Yogavataranam is a treasure house of Sanskrit for all level of students. Zoë Slatoff-Ponté brings her years of expertise together in a comprehensive volume that clearly elucidates the basics of grammar for the beginning Sanskrit student, as well as giving deeper levels of instruction for more experienced students. One of the striking aspects of her book is the inclusion of verses from ancient yoga texts. Yogavataranam gives us the necessary level of learning to read these verses in their original language. In this wonderful book, Slatoff-Ponté makes this attainable.” ―Eddie Stern, director of Ashtanga Yoga New York and co-author of Guruji: A Portrait of Sri K. Pattabhi Jois Through the Eyes of His Students

“Zoë Slatoff-Ponté and Ben Ponté have created a user-friendly Sanskrit grammar with the yoga student in mind. Unlike prior grammars which focus primarily on epic literature, this work aims to allow students to delve into Indian philosophical thought through immersive exercises that include readings from the Upanisads and the Bhagavad Gita, among other texts. The illustrations help guide the reader into the soundscape of Sanskrit through visual images. The typesetting and design of the book combine beautifully, helping to transform the project of learning Sanskrit into a joy rather than a task.” ―Christopher Key Chapple, Doshi Professor of Indic and Comparative Theology and Director, Master of Arts in Yoga Studies, Loyola Marymount University

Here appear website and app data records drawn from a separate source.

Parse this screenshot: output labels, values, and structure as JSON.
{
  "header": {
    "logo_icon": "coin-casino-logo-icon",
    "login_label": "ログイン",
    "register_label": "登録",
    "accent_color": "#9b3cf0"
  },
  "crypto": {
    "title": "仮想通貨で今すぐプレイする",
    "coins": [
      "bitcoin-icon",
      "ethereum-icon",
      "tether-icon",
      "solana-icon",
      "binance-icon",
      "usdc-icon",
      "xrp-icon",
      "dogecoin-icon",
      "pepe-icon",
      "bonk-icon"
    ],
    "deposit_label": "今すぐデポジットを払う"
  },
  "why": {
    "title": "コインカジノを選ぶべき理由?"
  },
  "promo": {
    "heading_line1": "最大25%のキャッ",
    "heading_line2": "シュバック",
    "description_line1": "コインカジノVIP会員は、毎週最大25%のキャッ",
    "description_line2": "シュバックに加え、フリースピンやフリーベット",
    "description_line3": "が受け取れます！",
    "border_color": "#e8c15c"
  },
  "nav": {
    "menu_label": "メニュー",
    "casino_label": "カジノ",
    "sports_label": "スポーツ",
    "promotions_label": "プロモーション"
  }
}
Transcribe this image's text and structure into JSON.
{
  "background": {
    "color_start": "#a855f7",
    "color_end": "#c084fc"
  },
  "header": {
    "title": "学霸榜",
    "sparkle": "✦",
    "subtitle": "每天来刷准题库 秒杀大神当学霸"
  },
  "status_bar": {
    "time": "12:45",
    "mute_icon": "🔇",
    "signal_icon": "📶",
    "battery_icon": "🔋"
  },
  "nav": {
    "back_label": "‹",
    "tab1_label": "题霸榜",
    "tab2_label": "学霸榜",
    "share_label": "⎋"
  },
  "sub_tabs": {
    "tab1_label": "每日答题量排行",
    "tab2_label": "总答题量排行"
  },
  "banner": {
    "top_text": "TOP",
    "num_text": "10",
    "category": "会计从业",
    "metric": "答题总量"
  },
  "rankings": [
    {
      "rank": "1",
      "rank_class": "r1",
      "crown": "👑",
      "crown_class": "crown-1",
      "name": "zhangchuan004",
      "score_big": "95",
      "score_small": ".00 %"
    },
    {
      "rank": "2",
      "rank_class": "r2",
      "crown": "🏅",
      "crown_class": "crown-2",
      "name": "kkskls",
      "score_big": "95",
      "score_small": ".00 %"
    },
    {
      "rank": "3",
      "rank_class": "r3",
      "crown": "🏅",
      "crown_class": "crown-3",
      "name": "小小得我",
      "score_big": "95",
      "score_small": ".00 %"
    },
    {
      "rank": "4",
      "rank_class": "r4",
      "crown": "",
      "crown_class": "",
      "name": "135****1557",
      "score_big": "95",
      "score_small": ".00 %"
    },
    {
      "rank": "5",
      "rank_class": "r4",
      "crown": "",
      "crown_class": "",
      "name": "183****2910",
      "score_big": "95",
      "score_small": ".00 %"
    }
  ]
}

“Crafted with complete concentration and dedication, Yogavataranam brings into the written realm an alive, lyrical experience to learning the language of Sanskrit. Slatoff-Ponté masterfully interweaves into the lessons Hindu philosophy, mythology as well as etymology with clarity and a rare delicacy making it a must read for all yoga students. Ben Ponté's poetic and layered art work breathes added depth and soulfulness into the knowledge so generously brought forth by Yogavataranam.” ―Sharmila Desai, co-author of Yoga Sadhana for Mothers, author of Sristi, certified by KPJAYI


Alphabet Charts
Sandhi Charts
Verb Charts
Emendations to the book

Audio Files:

Introduction to the Audio Accompaniment: We begin with an invocation to Gaṇeśa, the remover of obstacles, and a chant to the guru to help open our eyes (and our ears)! In Part I, the audio files begin with the Sanskrit alphabet and contain the grammatical conjugations and declensions as well as all the examples and exercises from this section. In Parts II and III, only the examples and exercises are given. The Vedic chants are done with the Vedic pitch accents, as the proper pronunciation and exact cadence is essential. All other chants are done in melodies I have learned from my teachers in India. You may know some of these chants with slightly different tunes, and while pronunciation is still important, the intent is more important than the particular intonation for these chants. Try to listen to the audio as much as possible as you go through the book and recite along with the chants. The bonus tracks at the end of Part III are songs I recorded years ago with Anne H. Pollack when I was studying Hindustani and Carnatic classical music. The first is a chant to Gaṇeśa; the second is a song in Kannada to Lord Śiva, considered the first yogi and god of the yogis, explaining that you must have faith if you want him to respond.

Sanskrit Alphabet
Chapter 1
Chapter 2
Chapter 3, part 1
Chapter 3, part 2
Chapter 4
Chapter 5
Chapter 6
Chapter 7, part 1
Chapter 7, part 2
Sandhi Review
Part I Review
Chapter 8
Chapter 9
Chapter 10
Chapter 11
Chapter 12
Chapter 13
Chapter 14
Part II Review
Chapter 15
Chapter 16
Chapter 17
Chapter 18
Chapter 19
Chapter 20
Chapter 21
Part III Review
Bonus Track I
Bonus Track II

Music Credits

For everything except the bonus tracks:
Vocals and Co-Produced by Zoë Slatoff
Co-Produced by Anne H. Pollack
For the bonus tracks:
Magica Axe Music, BMI
Vocals and Vocal Arrangements by Zoë Slatoff
Composition, Instrumental Performance and Production by Anne H. Pollack